__Activity__:
Among the entries that follow, tally the lines with the string "price". Give no more than the number.

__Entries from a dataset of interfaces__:
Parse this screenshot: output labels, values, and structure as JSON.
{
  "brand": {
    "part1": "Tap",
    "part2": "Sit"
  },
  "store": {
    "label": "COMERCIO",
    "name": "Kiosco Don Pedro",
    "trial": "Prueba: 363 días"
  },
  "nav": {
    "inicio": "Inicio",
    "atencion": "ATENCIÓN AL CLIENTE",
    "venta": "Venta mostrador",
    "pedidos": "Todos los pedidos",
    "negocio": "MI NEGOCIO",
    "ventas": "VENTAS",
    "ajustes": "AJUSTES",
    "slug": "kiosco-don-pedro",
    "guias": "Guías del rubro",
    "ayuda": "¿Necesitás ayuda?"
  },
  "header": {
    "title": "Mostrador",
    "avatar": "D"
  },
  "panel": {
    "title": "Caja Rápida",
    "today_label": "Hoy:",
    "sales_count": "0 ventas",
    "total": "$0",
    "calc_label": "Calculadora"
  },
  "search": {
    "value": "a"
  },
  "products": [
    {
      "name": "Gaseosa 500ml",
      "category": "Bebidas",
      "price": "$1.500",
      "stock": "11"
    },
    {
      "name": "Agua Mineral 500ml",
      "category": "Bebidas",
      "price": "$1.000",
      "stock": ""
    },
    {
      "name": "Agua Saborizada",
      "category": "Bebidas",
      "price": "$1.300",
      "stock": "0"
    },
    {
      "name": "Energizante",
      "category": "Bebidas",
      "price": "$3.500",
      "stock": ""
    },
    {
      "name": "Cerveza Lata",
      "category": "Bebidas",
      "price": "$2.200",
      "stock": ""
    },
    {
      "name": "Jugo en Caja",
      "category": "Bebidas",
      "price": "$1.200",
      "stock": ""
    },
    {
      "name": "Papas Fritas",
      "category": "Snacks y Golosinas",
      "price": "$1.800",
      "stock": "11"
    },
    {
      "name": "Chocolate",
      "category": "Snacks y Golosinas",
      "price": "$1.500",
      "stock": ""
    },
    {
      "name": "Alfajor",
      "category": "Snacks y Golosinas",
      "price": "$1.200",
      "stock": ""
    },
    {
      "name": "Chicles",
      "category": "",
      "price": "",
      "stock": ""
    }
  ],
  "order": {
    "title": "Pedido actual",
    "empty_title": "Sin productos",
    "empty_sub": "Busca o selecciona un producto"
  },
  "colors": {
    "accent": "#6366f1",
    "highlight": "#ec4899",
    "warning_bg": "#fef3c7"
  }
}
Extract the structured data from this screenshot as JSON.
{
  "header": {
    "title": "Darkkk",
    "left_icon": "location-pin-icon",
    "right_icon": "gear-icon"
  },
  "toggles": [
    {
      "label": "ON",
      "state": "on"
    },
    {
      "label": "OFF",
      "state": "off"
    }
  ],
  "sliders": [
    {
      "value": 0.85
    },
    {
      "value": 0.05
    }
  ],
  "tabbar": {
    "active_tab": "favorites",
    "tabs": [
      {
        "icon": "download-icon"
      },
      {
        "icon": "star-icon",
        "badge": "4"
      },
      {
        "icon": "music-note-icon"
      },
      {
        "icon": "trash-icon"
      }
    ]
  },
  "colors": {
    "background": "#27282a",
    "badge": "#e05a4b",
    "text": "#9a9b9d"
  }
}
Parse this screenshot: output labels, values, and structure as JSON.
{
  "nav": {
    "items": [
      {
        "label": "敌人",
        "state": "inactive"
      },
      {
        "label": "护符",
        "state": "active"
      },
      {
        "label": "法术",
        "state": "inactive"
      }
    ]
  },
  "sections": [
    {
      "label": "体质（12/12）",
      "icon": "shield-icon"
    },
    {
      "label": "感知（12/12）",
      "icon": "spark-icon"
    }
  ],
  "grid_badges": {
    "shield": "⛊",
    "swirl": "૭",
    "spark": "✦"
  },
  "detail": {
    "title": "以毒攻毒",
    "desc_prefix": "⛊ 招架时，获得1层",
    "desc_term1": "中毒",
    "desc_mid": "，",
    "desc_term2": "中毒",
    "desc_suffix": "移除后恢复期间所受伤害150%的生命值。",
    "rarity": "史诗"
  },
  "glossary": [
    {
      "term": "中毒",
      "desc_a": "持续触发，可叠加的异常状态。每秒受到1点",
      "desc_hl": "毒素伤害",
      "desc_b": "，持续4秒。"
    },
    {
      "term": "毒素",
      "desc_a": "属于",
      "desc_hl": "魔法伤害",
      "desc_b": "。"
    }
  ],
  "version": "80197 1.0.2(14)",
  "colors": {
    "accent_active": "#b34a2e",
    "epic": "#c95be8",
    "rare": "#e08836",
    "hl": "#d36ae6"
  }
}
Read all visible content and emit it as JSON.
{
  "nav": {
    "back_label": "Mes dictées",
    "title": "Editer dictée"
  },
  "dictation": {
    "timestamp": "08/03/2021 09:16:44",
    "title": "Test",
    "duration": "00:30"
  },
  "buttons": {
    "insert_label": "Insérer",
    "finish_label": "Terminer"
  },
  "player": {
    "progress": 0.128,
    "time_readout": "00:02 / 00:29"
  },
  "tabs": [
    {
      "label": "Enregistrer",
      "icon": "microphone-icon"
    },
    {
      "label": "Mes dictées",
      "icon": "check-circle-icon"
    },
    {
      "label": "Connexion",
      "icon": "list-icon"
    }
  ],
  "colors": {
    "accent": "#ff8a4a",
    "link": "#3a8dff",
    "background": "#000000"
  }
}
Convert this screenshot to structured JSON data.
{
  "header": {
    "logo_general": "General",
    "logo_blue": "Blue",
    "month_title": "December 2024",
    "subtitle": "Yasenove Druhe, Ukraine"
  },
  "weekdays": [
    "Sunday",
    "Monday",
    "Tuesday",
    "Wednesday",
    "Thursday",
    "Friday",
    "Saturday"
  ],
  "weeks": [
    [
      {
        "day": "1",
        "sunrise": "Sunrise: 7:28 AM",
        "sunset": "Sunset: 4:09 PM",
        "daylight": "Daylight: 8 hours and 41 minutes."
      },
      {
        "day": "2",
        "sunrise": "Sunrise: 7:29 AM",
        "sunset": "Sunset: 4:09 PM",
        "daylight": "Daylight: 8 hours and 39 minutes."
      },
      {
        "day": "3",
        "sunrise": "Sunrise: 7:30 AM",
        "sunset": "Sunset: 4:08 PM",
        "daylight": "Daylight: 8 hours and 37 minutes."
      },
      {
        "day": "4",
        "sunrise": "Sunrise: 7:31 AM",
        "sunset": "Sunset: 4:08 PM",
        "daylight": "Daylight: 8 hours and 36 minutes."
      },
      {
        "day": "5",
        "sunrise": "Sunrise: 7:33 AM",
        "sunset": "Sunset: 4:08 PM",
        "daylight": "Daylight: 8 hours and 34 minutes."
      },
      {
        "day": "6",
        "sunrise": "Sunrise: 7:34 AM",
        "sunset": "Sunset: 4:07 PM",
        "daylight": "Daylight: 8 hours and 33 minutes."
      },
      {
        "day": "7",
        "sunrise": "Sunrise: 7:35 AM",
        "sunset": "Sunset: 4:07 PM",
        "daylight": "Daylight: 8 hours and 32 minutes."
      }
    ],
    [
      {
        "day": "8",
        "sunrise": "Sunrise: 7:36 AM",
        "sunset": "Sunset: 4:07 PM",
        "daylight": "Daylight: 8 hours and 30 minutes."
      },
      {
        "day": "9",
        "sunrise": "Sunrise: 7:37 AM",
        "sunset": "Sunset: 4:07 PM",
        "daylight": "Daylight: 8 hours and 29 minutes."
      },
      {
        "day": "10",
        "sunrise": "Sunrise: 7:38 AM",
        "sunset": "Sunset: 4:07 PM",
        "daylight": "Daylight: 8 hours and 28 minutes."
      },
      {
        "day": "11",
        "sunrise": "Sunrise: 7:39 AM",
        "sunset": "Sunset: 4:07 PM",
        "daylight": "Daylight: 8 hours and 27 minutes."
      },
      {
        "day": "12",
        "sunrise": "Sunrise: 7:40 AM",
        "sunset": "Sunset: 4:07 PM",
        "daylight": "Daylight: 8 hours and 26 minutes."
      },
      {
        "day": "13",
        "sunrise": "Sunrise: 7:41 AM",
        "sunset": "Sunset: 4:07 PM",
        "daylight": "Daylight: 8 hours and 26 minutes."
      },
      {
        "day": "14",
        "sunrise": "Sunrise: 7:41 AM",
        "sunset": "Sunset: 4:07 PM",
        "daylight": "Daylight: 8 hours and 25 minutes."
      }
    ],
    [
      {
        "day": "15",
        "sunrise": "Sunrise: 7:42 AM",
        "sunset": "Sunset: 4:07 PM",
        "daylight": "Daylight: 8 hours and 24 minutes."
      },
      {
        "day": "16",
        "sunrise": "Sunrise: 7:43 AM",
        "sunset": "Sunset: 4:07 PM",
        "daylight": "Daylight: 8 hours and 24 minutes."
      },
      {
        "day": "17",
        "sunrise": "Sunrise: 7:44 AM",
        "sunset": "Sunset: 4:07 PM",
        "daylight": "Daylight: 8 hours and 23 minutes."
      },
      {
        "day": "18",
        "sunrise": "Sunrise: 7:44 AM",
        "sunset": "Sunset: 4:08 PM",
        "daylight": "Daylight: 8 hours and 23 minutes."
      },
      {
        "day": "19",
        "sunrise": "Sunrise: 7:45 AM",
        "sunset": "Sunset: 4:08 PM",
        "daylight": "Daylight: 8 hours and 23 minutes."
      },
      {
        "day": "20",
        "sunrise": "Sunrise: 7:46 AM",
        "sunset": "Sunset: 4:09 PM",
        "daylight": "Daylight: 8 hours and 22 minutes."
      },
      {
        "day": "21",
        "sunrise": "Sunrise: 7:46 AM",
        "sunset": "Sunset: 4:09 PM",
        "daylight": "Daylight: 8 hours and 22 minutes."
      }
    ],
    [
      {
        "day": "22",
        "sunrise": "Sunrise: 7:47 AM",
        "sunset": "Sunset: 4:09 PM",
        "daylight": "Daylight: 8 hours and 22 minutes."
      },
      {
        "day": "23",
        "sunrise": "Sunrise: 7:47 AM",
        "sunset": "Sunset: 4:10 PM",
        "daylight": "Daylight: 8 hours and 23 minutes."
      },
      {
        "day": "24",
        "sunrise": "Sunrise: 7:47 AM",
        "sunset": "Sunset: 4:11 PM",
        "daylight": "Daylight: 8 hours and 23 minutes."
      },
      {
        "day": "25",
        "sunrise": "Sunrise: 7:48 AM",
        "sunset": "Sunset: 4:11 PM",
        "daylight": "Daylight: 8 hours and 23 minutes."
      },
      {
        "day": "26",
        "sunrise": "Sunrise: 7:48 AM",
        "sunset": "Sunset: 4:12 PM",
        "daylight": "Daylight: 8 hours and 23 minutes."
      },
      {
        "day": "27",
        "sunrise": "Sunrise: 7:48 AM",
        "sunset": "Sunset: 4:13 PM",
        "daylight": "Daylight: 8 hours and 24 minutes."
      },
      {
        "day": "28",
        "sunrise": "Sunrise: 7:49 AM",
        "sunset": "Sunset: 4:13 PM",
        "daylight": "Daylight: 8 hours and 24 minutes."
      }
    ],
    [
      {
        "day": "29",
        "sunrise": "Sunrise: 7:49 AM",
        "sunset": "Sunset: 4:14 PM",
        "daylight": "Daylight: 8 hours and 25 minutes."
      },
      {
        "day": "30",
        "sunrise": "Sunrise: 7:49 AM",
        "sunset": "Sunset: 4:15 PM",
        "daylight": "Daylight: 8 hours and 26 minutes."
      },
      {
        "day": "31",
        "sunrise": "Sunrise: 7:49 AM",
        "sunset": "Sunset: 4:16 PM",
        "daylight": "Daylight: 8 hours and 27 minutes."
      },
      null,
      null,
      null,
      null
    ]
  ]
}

__Response area__:
10